The women’s event will be raced over the same length as the men, with the Lexus of Blackburn Bay Crits having led the way in Australia for prizemoney equity between the men and women winners years ahead of the competition. The event has come a long way since its inception, the men’s race starting in 1989, with the first women’s event in 1994.
It hasn’t always been smooth sailing for the event however, as Trevorrow recalls.
“One of my worst memories was from the first race, back in 1989. It was in Sorrento and it poured rain the whole day,” said Trevorrow. “The set-up, the race, we had to do the interviews under an awning in the hotel, I was thinking ‘what have I done’.
“The whole idea of the Bay Crits was to bring the racing to the holiday venues, bring the racing to the crowds. But it rained all day and barely anyone showed up. Thankfully, it didn’t rain for any of the next four or five years of the event.”
The story of the Bay Crits is revealed through the champions that have ridden the event, or have been discovered as top talents during the high-paced racing, with legends of Australian and international cycling lighting up Port Phillip Bay.
“I remember Phil Anderson riding there in the nineties, taking a fantastic win at Ocean Grove one day,” said Trevorrow. “Gary Sutton dominated around then as well. Robbie McEwen was extraordinary not just for the number of Bay Crit wins he took, but also the way he took them. Some great duels, he and Browny (Graeme Brown) had some fantastic run-ins which got a bit of publicity.”
“In the early days of the women’s race there was Kathy Watt and the race has really just kept going from strength to strength. Over the years we’ve had great female riders, the likes of Rochelle Gilmore, Anna Wilson, Chloe Hosking, Grace Brown will be there this year in her first race back from injury.”

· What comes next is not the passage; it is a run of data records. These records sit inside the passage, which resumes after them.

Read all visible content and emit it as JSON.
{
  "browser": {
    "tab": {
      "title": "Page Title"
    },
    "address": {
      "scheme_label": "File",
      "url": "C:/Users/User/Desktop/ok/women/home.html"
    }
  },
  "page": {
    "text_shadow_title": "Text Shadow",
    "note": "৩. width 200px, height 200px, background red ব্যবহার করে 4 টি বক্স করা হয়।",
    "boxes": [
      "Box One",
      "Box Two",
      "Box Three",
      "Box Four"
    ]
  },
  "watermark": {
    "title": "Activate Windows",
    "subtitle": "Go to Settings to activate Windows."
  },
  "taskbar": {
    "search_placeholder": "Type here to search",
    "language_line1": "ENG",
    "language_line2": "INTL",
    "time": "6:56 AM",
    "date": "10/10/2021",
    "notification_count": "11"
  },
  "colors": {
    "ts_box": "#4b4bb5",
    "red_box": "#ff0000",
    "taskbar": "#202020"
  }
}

Australia’s most famous cyclist, Cadel Evans, drew some attention to a potential future on the road, while Caleb Ewan was prodigy even at a young age when he took on some of the best sprinters in the world on the streets of Geelong.
“The first time I ever saw Cadel was in one of the Geelong crits,” said Trevorrow. “A group went away and lapped the field, it had Robbie McEwen and Rik McCaig and some others but also this skinny kid. I remember asking Dave Sanders ‘who’s that?’ and said ‘Oh, that’s that mountain biker, Cadel’. He went on and lapped the field on his own and I thought to myself that he’d end up as more than a mountain biker.

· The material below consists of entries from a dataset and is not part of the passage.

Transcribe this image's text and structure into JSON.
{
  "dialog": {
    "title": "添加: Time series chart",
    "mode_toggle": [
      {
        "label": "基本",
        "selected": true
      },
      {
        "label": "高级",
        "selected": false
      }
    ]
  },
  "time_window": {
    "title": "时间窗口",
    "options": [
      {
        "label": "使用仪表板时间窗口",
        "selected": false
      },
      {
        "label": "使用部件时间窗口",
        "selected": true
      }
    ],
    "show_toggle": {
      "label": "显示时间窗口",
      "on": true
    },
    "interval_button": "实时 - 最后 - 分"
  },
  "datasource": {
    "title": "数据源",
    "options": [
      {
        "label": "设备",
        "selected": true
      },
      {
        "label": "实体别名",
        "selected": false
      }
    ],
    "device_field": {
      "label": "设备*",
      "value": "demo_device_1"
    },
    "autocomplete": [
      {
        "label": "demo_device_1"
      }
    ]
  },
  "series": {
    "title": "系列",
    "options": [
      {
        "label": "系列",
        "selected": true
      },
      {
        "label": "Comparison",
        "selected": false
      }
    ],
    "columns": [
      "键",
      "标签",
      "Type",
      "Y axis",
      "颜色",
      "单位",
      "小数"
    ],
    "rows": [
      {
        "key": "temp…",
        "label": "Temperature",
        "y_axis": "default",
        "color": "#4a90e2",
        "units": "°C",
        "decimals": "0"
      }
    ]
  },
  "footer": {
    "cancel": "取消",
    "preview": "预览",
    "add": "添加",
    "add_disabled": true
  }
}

“Then we saw the young kid from New South Wales come out called Caleb Ewan. He was only about 17 but gee he was quick. He finished second overall in his first one, but the way he took the day in Williamstown was special. He went past Allan Davis and Leigh Howard – who was leading him out – so fast. I just thought ‘wow’. Of course, he went on to win the series many times as well.”
Who knows if 2022 will see the next generation of Australia champions emerge, there are certainly some talented youngsters looking to test their abilities against the best in the ‘world’s fastest crits’.

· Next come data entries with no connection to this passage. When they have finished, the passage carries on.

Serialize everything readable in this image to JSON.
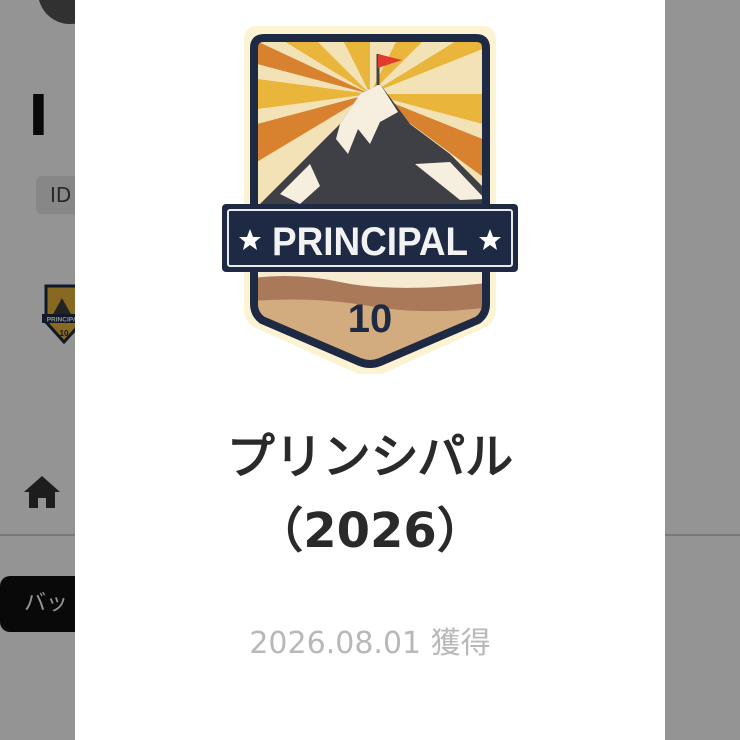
{
  "background": {
    "title": "I",
    "id_label": "ID",
    "tab_label": "バッ",
    "badge_mini": {
      "name": "PRINCIPAL",
      "number": "10"
    }
  },
  "modal": {
    "badge": {
      "name": "PRINCIPAL",
      "number": "10"
    },
    "title": "プリンシパル（2026）",
    "acquired": "2026.08.01 獲得"
  },
  "icons": [
    "home-icon",
    "star-icon",
    "flag-icon",
    "mountain-icon"
  ],
  "colors": {
    "overlay": "#8f8f8f",
    "badge_navy": "#1e2a44",
    "badge_gold": "#e9b53a",
    "badge_flag": "#e23b2e"
  }
}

“I’m looking forward to it,” said Trevorrow. “I think it’s going to be great.”